Batching, tapping, bottling
Lucky for us, cocktails on tap and in punch bowls, in flasks, and most certainly in bulk have mainstreamed. Your guests don’t need to see a bartender shakin’ it up when a house-bottled beverage in an apothecary flask will do. If you were at the Premonition party at CSES2015 in Las Vegas, you saw three different fruit and vegetable juice combinations, corked and ready to grab on the way out the door. Prebatching for consistency and ease of service is huge, and absolutely acceptable to consumers. Big batch cocktails and barrel-aged boozy drinks are happening, as are pitchers of cocktails and special punches, served as one might have a bottle of wine for the table or a magnum of champagne for VIP service. Bar tabs rise when bulk buying is involved; yet for you—less work on the serving side. You will also be seeing higher-quality pre-mades such as the bottled Boulevardiers from High West Distillery out of Park City, UT. No, this is not your Bartles & Jaymes wine cooler-style but honest to goodness spirit forward and delicious bottled cocktails.
Conversely, the mini cocktail is on the rise—does this sound like the liquid equivalent of small plates to you? It is exactly that. A tiny cocktail in a mini coupe allows more guest experimentation. Invest in some mini coupes and serve a flight of mini Manhattans, Old Fashioneds, and Sazeracs—how fun would that be?!
Mini cocktails served at AOCF2015 during the Monday afternoon facility tour. Photo by Kathleen Stoehr
Batched non-alcoholic beverages were pre-bottled for guests of Catersource’s Premonition party at CSES2015 to take on their way out the door. Photo by Alex Quijano

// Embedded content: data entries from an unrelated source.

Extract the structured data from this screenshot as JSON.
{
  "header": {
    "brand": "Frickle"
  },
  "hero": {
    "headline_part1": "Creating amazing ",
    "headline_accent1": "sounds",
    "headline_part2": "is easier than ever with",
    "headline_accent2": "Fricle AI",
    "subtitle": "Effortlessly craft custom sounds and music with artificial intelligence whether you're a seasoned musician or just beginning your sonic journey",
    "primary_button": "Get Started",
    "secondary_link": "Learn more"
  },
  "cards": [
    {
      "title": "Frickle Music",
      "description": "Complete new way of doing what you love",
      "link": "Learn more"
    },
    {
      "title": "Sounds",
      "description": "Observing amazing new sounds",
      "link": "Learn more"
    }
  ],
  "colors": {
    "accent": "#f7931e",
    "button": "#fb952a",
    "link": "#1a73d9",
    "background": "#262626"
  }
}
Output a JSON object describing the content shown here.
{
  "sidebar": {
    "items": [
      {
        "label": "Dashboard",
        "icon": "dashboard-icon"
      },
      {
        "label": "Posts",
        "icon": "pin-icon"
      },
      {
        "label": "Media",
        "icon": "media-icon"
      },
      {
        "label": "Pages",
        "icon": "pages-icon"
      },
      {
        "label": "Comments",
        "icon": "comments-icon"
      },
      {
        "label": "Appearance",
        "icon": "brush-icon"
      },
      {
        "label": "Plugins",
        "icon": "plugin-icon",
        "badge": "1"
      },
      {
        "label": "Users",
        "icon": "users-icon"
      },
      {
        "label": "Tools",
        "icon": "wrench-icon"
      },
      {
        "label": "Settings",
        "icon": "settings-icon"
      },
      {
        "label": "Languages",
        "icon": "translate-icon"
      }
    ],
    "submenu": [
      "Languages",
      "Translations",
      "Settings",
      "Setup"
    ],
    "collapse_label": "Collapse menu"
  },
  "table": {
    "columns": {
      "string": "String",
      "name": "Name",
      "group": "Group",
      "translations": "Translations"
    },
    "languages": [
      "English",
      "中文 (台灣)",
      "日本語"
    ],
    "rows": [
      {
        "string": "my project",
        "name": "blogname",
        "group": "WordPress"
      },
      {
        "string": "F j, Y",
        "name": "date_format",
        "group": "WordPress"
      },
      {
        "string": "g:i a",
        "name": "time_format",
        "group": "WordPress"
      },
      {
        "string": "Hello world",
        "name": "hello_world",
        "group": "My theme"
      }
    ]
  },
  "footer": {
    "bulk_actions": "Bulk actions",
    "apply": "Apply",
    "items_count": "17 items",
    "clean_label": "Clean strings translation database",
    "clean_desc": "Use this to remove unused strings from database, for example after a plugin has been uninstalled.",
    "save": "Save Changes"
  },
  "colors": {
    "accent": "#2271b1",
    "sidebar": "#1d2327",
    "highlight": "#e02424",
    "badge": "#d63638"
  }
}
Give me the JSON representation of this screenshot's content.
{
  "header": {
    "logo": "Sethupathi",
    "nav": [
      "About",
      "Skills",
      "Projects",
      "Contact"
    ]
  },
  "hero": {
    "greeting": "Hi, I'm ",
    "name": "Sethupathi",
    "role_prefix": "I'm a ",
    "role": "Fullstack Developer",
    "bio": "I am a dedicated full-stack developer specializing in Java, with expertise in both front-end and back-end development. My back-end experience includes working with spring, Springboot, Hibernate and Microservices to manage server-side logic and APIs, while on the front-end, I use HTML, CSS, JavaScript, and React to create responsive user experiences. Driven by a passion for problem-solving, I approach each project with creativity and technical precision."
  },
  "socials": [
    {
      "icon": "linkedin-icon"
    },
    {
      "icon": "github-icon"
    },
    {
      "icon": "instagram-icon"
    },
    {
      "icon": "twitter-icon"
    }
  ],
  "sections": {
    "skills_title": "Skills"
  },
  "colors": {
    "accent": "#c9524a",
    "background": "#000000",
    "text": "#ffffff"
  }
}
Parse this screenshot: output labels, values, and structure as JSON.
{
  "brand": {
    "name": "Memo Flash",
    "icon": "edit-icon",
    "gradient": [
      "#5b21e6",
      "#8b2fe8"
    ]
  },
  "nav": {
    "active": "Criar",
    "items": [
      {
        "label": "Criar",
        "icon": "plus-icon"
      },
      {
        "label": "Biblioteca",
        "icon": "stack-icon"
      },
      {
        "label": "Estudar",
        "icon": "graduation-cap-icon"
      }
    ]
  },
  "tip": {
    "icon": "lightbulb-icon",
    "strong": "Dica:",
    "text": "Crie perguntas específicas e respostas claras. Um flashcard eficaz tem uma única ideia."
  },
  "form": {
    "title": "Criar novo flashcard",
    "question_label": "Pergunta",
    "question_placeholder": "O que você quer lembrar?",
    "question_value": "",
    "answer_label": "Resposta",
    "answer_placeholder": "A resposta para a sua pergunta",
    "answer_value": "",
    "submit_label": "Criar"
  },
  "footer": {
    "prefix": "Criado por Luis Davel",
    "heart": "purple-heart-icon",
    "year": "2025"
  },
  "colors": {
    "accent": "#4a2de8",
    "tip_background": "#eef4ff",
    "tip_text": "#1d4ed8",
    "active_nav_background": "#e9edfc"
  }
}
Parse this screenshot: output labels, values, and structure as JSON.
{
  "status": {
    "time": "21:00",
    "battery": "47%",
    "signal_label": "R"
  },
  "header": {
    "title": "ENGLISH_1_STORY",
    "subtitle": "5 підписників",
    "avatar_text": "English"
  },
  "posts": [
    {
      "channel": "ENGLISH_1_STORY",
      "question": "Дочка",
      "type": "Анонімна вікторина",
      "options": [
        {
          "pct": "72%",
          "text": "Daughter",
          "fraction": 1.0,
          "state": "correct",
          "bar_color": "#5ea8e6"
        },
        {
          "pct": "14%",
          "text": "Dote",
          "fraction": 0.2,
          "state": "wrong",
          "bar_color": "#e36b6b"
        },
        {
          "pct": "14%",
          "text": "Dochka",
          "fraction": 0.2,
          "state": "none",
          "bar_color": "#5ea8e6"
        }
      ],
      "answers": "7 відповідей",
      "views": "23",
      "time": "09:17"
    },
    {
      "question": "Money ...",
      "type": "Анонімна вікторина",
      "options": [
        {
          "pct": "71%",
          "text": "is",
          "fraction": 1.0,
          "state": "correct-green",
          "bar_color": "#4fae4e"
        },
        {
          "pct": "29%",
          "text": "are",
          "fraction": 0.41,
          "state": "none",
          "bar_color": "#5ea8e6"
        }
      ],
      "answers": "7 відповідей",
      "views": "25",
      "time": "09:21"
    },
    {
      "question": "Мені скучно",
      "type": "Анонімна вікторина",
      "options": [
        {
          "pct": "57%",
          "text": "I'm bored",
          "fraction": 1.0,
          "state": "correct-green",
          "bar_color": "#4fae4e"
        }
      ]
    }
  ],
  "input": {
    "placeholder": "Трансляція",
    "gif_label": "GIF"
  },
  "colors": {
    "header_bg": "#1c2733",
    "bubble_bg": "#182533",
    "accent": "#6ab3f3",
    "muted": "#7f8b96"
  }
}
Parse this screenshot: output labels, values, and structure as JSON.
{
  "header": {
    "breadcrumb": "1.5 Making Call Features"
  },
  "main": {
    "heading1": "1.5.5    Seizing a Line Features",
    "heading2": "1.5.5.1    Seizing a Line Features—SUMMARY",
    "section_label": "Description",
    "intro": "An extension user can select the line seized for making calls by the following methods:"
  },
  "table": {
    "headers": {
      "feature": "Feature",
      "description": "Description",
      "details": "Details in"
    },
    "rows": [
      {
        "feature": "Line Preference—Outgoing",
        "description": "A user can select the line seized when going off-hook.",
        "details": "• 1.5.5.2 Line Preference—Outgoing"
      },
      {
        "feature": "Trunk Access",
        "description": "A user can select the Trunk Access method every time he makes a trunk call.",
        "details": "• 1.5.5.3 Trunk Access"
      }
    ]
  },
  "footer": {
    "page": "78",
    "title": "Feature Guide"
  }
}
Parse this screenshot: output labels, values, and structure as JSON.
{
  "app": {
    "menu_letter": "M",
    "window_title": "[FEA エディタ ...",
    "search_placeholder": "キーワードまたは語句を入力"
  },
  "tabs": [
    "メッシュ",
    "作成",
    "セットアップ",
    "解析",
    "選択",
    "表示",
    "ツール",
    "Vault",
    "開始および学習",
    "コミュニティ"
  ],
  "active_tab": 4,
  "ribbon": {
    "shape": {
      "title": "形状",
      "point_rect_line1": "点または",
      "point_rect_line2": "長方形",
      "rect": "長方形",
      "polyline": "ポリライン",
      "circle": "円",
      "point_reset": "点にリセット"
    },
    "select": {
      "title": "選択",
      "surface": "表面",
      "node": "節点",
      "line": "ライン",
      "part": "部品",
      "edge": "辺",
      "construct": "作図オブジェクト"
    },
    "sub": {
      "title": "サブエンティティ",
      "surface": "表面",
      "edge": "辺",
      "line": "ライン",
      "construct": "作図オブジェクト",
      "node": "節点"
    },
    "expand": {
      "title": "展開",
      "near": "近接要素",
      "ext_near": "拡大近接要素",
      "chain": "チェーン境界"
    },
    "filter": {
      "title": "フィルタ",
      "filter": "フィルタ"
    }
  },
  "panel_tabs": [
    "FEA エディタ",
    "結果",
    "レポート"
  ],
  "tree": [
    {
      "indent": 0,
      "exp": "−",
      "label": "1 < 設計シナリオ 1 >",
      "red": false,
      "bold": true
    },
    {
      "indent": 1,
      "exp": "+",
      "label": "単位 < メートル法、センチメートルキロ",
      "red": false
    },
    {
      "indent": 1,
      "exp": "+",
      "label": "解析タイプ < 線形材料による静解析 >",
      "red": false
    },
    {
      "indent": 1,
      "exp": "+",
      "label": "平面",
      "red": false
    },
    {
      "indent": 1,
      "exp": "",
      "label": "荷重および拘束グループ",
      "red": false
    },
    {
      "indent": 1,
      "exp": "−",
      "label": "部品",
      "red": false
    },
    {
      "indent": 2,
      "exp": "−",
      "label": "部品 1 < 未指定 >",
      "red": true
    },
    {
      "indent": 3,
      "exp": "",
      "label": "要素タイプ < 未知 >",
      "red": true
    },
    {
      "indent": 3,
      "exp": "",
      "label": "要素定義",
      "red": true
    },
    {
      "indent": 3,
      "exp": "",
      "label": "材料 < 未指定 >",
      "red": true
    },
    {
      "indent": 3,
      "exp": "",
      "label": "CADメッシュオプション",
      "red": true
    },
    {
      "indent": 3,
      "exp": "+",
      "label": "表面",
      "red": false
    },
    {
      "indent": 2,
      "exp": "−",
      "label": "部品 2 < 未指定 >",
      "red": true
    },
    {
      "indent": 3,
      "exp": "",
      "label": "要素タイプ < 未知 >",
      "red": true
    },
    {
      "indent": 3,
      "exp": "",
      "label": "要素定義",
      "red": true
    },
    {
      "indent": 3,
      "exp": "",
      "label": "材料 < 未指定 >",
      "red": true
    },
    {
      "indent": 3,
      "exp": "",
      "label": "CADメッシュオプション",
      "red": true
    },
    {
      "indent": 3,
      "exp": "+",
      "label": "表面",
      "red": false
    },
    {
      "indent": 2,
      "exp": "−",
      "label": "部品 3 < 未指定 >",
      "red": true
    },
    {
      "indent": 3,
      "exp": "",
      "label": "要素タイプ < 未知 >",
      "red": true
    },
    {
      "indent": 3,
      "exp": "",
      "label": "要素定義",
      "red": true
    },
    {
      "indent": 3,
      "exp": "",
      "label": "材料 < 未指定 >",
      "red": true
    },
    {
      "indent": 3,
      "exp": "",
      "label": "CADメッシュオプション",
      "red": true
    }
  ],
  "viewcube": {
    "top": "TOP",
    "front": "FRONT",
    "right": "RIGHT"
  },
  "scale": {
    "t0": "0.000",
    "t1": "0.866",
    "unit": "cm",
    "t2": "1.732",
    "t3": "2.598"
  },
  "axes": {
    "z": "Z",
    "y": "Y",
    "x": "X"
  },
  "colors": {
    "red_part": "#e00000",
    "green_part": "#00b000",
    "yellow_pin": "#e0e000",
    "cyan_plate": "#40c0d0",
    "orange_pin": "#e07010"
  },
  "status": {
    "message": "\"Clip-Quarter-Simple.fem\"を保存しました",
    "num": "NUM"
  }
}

Culinary Crafts offered a bottled hibiscus tea at AOCF2015. Cost to produce with the vessel was just over a dollar, and can be sold for $5 to $7—more if it includes booze. Photo by Alex Quijano